When formula businesses exceed 20 percent of the space in downtown, Main Street's board recommends the city weigh questions such as, "Will
it contribute to maintaining our unique character?" and "How will its square footage occupancy affect other establishments selling similar products?"
Scott Ford, director of the Small Business Development Center at Colorado Mountain College and a recent addition to Dombrowski's committee, said he thinks it's reasonable to regulate how big formula stores can be, what they can look like and where they are located. But he said he would be hesitant to go further and try to rule out certain categories of merchandise.
"I'm in favor of making sure their visual character can be integrated into the community. But you have to be careful about saying, 'We are not going to let another shoe store in,'" for example, Ford said. "As soon as you do, you sow the seeds of mediocrity. Not that the existing store is necessarily going to become mediocre. But what incentive does it have to improve? That concerns me."
Ford thinks the best preparation for a possible increase in the number of nationally branded formula stores here is to strengthen existing businesses and the skill sets of their proprietors.
"We could agonize about them coming and not grab a hold of what's important," Ford said.
Big retailers such as Old Navy have entire departments devoted to recognizing consumer trends in advance, Ford said. Independent retailers don't have those resources. An important role for Main Street, he said, is to continue to bring in national merchandising and marketing experts to offer their expertise to local independents.
"We need to integrate formula stores into the community when they arrive," Ford said. "In the meantime, we can become better at what we do and prepare to outplay them on this playing field we know so well."

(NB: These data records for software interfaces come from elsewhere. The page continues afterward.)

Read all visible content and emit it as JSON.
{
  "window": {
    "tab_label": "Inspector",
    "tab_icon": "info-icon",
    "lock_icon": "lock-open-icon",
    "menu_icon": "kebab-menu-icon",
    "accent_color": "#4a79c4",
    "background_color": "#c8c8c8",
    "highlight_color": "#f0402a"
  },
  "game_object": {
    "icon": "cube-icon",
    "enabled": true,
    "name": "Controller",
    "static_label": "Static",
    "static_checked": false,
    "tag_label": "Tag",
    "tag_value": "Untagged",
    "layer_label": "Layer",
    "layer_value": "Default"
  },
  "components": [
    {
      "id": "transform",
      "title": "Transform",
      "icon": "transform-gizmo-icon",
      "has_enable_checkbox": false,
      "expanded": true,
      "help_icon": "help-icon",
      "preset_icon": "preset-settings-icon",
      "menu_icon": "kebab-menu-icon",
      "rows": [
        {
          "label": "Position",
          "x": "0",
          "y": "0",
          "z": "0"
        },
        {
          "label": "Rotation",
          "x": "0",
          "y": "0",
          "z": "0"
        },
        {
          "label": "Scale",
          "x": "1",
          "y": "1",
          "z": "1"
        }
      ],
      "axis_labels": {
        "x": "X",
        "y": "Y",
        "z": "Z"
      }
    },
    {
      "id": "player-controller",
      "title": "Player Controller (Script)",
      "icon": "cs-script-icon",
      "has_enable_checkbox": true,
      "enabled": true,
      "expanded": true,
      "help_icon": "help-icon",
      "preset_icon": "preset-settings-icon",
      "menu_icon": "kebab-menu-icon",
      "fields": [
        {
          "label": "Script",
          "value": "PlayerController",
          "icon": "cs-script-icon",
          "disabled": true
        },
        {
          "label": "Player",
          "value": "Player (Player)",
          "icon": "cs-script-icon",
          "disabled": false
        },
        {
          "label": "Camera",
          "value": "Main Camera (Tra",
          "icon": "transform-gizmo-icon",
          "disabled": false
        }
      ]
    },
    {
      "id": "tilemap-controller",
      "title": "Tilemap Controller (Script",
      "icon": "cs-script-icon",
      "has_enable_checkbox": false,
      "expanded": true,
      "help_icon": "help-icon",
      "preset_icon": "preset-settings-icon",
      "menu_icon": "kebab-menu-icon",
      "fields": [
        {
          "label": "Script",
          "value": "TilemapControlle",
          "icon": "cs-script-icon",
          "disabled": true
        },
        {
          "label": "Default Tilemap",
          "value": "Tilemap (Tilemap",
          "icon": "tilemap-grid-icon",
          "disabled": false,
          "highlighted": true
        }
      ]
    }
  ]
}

'Great years ahead'
Steamboat is not alone in its efforts to regulate formula stores. An organization called The New Rules Project reports that cities such as Arcata, Calif.; Bainbridge Island, Wash.; Bristol, R.I.; Coronado, Calif., and Port Jefferson, N.Y.; among others, have taken steps to manage the terms under which formula stores can enter their communities.

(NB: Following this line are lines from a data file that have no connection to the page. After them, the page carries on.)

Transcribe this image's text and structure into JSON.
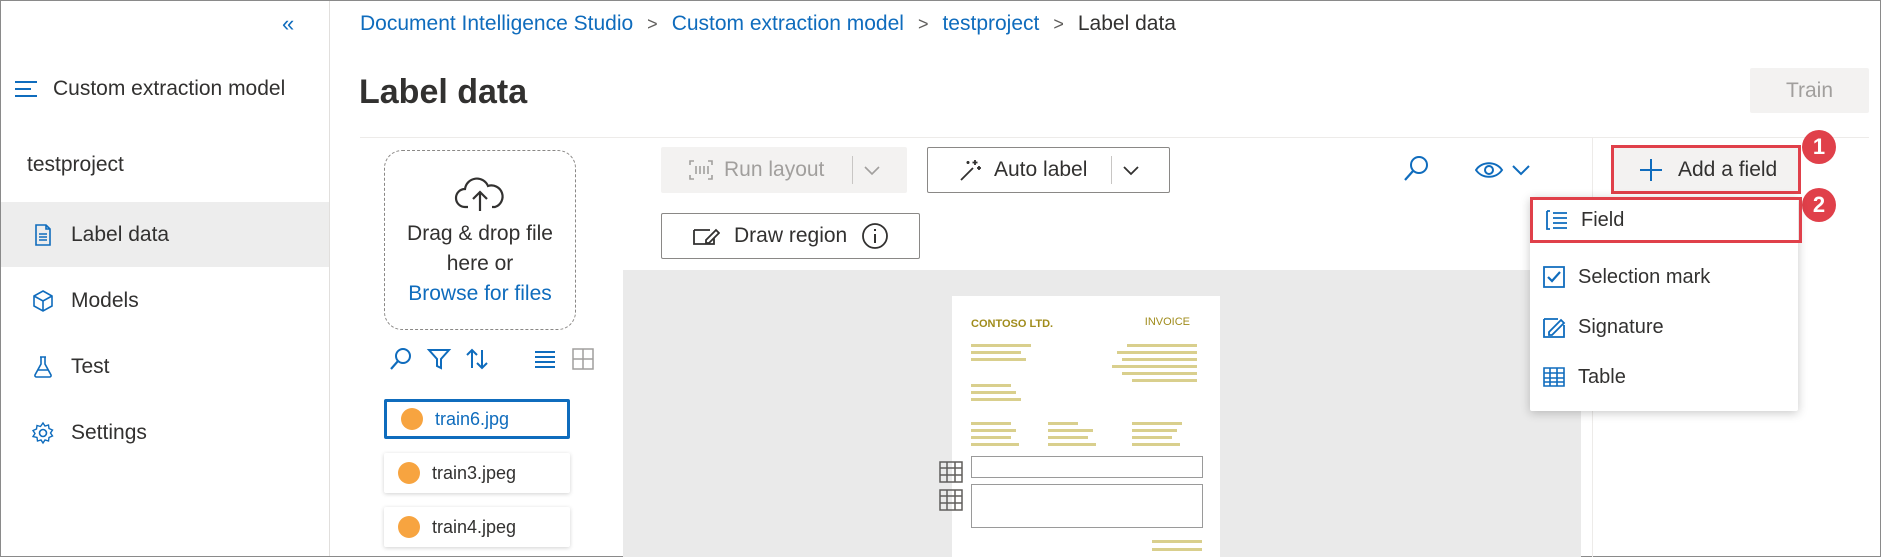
{
  "sidebar": {
    "collapse_glyph": "«",
    "model_label": "Custom extraction model",
    "project": "testproject",
    "items": [
      {
        "label": "Label data",
        "icon": "document-icon"
      },
      {
        "label": "Models",
        "icon": "cube-icon"
      },
      {
        "label": "Test",
        "icon": "flask-icon"
      },
      {
        "label": "Settings",
        "icon": "gear-icon"
      }
    ]
  },
  "breadcrumb": [
    "Document Intelligence Studio",
    "Custom extraction model",
    "testproject",
    "Label data"
  ],
  "page_title": "Label data",
  "train_label": "Train",
  "upload": {
    "line1": "Drag & drop file",
    "line2": "here or",
    "browse": "Browse for files"
  },
  "files": [
    {
      "name": "train6.jpg"
    },
    {
      "name": "train3.jpeg"
    },
    {
      "name": "train4.jpeg"
    }
  ],
  "toolbar": {
    "run_layout": "Run layout",
    "auto_label": "Auto label",
    "draw_region": "Draw region"
  },
  "add_field_label": "Add a field",
  "badges": [
    "1",
    "2"
  ],
  "menu": [
    {
      "label": "Field",
      "icon": "list-icon"
    },
    {
      "label": "Selection mark",
      "icon": "checkbox-icon"
    },
    {
      "label": "Signature",
      "icon": "signature-icon"
    },
    {
      "label": "Table",
      "icon": "table-icon"
    }
  ],
  "invoice": {
    "company": "CONTOSO LTD.",
    "doc_title": "INVOICE"
  },
  "colors": {
    "accent": "#0f6cbd",
    "highlight": "#e0404a",
    "file_dot": "#f7a440"
  }
}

Port Jefferson passed an ordinance in 2000 that barred formula fast-food restaurants from its historic waterfront district.
Bristol, south of Providence, passed an ordinance in 2004 that limits formula businesses to 2,500 square feet and forbids them from taking up more than 65 feet of street frontage in the downtown district.
Arcata passed an ordinance in 2002 that limits the number of formula restaurants in the city to nine.
Dombrowski said her committee members have an open mind to the possibility that the right formula store in the right place could be good for business. They recognize, Dombrowski said, that some formula stores might fill a need for local shoppers that isn't currently being met.
A trio of redevelopment projects poised to begin construction in Steamboat's downtown will add to the inventory of commercial spaces in Steamboat's Main Street district.
Ford speculates those new buildings may afford well-established local businesses the opportunity they've been seeking to own their real estate. If leased commercial spaces open up, formula stores, with their deep pockets and proven track records, might look like ideal tenants.
"I think we have some great years ahead of us," Ford said.
-- To reach Tom Ross, call 871-4205 or e-mail email@example.com